The study of the apparent ruins on the surface of the ground is complemented by the search for the as yet unknown archaeological riches of the subsoil. The excavations undertaken in recent years have led to some remarkable finds at little cost, a selection of which was exhibited at the Trocadero: the portrait of Virgil, the mosaics
of Virgil, the mosaics of Oudna and Medena, the agrarian laws of Henchir-Mettich and Ain-Ouassel, the cursus honorum of Salvius Julianus, the statues of Carthage, the masks, gold jewellery and precious amulets of Dido's contemporaries.

All these new acquisitions enriched the State's collections: the central museum of the Bardo, without rival today for its series of mosaics, the museum of the White Fathers in Carthage, the museum of Sousse inaugurated in 1899, the hall of honour of the 4th Tirailleurs.
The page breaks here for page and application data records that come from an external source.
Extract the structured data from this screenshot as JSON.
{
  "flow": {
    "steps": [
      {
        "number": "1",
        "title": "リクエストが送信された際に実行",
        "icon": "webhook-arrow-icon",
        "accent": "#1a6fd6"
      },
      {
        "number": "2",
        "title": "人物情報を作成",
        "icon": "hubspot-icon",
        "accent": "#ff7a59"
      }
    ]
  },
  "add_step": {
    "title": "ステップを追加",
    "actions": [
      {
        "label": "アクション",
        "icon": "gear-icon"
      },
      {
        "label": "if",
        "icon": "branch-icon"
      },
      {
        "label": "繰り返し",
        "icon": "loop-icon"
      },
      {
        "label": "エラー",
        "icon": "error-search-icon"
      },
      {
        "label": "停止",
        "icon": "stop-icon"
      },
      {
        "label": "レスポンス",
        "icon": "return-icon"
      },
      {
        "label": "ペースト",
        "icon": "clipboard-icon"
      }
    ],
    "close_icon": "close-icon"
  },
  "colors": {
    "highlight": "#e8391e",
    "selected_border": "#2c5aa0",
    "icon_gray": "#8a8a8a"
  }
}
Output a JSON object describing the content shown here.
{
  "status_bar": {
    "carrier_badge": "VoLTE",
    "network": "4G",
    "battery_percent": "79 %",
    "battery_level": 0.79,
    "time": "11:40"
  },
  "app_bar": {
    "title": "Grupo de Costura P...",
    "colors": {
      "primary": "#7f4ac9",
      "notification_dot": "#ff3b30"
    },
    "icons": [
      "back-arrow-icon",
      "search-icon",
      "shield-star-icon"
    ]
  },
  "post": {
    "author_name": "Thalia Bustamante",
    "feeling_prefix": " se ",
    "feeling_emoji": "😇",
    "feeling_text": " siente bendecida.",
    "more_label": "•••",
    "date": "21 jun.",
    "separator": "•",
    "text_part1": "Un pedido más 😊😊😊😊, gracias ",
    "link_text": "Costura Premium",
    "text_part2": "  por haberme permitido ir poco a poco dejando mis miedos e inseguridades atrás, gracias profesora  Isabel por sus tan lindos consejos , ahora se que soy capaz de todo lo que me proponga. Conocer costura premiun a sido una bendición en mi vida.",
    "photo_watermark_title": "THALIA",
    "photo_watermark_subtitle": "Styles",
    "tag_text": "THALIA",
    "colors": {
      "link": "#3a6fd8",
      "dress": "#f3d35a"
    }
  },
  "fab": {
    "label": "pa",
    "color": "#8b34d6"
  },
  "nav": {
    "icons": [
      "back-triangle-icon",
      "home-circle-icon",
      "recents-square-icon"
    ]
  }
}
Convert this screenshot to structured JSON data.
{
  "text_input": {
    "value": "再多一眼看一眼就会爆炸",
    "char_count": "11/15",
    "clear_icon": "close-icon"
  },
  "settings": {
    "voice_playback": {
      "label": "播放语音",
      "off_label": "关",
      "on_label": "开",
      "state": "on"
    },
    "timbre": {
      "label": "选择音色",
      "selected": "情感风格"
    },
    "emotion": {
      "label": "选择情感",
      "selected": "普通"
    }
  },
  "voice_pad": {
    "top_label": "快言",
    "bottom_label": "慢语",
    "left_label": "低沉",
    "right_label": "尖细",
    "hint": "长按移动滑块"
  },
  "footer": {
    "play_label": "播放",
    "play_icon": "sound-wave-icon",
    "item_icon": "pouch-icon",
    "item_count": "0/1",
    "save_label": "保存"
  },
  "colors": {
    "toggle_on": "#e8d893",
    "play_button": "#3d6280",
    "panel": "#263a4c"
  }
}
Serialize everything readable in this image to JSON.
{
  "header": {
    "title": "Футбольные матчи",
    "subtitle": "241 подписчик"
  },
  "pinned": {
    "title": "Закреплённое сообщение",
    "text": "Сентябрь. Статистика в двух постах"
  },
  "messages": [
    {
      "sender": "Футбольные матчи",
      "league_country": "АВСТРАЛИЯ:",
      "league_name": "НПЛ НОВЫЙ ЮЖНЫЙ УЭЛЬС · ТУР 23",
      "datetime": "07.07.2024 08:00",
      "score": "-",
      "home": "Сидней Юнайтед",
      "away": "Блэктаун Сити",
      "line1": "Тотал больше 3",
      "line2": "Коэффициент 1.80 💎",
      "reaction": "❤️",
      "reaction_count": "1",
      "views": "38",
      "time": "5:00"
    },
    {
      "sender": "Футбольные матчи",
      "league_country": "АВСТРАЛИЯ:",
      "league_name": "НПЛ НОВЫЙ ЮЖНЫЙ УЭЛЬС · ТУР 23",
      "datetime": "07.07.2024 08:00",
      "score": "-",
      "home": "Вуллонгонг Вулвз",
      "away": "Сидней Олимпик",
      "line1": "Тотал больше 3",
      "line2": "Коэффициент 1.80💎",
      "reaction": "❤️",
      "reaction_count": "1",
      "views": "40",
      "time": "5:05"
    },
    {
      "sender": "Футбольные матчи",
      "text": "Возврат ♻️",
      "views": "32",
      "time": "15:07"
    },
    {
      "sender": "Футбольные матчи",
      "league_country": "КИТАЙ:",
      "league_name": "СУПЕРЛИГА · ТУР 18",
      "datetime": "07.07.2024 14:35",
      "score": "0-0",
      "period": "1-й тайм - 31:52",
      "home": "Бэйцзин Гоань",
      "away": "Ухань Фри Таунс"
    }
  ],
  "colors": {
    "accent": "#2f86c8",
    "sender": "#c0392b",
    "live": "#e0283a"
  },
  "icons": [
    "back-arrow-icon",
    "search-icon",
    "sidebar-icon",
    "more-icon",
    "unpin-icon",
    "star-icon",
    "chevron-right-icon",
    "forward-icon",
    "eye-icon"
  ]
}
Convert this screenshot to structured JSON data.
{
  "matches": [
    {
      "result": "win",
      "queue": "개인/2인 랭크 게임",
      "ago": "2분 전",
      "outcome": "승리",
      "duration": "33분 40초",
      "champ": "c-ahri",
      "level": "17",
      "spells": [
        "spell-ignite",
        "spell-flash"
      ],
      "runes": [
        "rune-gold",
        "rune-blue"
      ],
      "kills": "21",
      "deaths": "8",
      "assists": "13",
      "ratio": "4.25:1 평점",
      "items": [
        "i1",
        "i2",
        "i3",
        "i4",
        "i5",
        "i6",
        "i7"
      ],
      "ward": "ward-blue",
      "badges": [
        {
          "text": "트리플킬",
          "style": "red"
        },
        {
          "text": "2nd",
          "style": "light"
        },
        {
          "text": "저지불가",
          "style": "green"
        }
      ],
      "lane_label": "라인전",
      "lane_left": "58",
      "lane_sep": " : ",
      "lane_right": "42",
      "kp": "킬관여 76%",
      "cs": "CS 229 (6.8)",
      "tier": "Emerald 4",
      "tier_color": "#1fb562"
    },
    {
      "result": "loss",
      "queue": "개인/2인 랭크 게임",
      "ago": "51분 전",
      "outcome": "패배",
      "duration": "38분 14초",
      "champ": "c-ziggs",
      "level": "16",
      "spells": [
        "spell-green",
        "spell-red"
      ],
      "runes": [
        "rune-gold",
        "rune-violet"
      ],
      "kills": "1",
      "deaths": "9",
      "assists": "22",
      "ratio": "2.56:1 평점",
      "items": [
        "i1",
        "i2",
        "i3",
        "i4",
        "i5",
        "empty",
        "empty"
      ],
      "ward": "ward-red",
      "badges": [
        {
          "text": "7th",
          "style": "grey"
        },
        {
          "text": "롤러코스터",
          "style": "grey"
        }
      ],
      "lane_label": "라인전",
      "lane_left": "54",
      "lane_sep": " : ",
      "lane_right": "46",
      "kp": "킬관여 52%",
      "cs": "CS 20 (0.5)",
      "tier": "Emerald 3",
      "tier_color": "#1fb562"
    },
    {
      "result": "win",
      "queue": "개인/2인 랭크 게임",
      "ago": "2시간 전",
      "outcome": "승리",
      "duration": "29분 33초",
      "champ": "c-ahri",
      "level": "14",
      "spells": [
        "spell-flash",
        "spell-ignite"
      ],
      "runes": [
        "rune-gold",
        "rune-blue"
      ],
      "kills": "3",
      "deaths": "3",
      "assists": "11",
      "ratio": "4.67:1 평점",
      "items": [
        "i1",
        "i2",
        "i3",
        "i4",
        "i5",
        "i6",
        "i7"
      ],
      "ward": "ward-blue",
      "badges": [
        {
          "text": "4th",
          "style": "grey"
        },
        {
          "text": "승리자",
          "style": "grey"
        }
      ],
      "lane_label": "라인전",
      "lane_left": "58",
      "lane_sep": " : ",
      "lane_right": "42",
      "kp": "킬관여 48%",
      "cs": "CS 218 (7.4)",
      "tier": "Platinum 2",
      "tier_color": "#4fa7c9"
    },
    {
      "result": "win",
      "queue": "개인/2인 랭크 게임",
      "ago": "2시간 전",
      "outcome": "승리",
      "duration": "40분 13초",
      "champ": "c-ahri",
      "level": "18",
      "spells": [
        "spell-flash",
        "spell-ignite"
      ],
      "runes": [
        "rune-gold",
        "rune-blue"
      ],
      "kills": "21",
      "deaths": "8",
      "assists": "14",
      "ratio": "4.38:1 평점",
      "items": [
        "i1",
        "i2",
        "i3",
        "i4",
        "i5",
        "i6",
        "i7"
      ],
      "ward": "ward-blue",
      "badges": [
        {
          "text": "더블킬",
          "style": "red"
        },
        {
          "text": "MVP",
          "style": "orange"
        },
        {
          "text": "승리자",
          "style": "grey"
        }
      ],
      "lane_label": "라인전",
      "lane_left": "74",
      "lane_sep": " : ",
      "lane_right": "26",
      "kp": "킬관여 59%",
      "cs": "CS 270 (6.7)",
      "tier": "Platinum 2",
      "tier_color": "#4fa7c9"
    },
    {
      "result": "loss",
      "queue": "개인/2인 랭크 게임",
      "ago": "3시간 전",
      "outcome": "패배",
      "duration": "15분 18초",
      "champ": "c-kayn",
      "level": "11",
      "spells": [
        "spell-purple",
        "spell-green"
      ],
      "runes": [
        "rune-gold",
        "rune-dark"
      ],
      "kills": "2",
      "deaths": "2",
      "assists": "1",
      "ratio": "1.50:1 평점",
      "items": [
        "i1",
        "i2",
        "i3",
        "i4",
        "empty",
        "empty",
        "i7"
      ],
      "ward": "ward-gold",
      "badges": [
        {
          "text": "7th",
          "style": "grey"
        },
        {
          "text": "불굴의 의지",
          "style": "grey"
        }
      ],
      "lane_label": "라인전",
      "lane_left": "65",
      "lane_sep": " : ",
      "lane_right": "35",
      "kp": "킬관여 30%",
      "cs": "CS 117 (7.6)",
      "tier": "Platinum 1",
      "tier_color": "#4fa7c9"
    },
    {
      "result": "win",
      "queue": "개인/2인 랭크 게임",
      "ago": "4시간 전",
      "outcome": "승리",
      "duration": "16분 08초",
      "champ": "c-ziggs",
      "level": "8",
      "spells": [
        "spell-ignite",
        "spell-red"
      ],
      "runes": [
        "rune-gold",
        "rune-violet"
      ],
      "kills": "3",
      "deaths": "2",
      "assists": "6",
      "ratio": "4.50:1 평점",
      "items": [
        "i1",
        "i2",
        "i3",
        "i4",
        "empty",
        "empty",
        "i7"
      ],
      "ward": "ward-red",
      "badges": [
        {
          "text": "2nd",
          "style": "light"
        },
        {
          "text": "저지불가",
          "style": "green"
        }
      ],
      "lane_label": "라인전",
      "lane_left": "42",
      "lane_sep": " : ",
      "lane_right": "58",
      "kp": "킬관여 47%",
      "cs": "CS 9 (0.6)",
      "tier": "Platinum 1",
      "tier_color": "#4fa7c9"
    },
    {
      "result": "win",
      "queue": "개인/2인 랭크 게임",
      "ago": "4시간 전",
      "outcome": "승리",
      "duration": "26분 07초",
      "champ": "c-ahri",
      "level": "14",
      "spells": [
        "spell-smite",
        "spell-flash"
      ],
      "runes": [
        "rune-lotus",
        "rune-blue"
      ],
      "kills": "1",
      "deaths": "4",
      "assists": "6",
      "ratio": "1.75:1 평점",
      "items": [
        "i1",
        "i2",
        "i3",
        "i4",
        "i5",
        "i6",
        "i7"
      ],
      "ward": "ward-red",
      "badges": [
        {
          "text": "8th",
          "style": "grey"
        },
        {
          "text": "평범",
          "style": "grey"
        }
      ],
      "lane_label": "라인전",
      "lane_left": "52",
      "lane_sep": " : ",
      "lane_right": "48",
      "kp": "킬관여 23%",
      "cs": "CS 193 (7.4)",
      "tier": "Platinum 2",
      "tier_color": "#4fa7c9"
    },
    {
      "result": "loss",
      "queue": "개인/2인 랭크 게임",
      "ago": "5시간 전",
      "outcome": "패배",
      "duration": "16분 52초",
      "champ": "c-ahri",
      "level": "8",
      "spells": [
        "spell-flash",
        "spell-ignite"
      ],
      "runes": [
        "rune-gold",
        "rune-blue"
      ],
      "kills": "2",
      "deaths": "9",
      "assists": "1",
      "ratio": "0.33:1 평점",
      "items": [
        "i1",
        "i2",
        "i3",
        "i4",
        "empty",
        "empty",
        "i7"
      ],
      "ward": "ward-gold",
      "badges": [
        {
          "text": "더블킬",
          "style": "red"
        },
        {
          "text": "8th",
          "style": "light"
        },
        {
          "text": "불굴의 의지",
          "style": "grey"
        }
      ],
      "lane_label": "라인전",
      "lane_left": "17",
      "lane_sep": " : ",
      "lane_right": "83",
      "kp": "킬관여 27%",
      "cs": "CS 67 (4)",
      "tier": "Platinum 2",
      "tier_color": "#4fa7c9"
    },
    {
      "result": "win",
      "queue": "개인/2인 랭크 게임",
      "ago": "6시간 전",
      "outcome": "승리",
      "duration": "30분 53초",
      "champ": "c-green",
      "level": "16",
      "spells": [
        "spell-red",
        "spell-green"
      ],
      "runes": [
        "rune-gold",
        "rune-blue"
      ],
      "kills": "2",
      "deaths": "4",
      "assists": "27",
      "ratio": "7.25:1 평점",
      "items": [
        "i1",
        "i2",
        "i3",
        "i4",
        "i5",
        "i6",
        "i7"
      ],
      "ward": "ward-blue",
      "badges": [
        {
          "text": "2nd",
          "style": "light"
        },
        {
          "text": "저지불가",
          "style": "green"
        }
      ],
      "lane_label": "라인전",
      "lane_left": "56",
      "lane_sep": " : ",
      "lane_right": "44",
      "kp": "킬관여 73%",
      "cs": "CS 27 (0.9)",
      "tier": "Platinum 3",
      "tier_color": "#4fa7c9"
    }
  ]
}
These collections were represented at the Exhibition, in particular by a curious series summarising in one hundred issues the complete history of the clay lamp, by photographs and by printed catalogues, accompanied by figures and plates.

The archaeological work undertaken in Tunisia is thus distinguished by its positive results and its practical character: practical also is the mission that the protectorate gave itself to restore the indigenous art industries that seemed to be condemned forever by European competition, in particular earthenware, pottery, carpets, damascene, goldsmith's and silversmith's work, carved wood and elaborate stucco.

The Antiquities Department has set up a series of ancient models in the Arab Museum of the Bardo, which serve to reform the taste of indigenous artists, bastardized by Italian influence, and bring them back to purely Arab traditions. She photographed the typical specimens that she could not acquire. She saved the dying art of noukch-hadida, or iron-cut stucco, by taking in the last of the nakach masters still living in Tunis and having him train apprentices. The noukch-hadida workshop at the Bardo, founded only three years ago, is today in full prosperity, as witnessed by the central pavilion of the Tunisian section, the dome of the Souk mosque, and the elaborate panels that adorn the various rooms.

The work undertaken is not fanciful and can be accomplished at little cost; but it was necessary to demonstrate that it offers a real interest for the economic future of Tunisia and that the workers capable of executing these works of art will find a clientele to buy them. This was demonstrated by the retrospective exhibition of Arab art, where so much wealth was accumulated.

It remains for us to note, as the living memory of this exhibition, the very original part called the Souk or Tunisian bazaar which delighted the visitors and to which, while leaving it all its character, one had known how to preserve, better than to the already named Cairo Street, an aspect of orientalism of good taste. It was the cheerful corner of the Trocadero, with its merchants of jewellery, pottery, carpets, copper, carved wood, antique and modern trinkets, at all prices, with its sellers of sweets, nougat, rose water, enticing the public, joyfully appealing to them without making them angry, with its coffee, its native pastries, with, in a courtyard, the tent of the carpet weavers where a little "Parisian from Tunis" was born in August. We spent many delightful hours there, learning, strolling, enjoying ourselves, learning to love a region that the skill of the head of its French administration has brought back to life.

©Paul Gers - 1900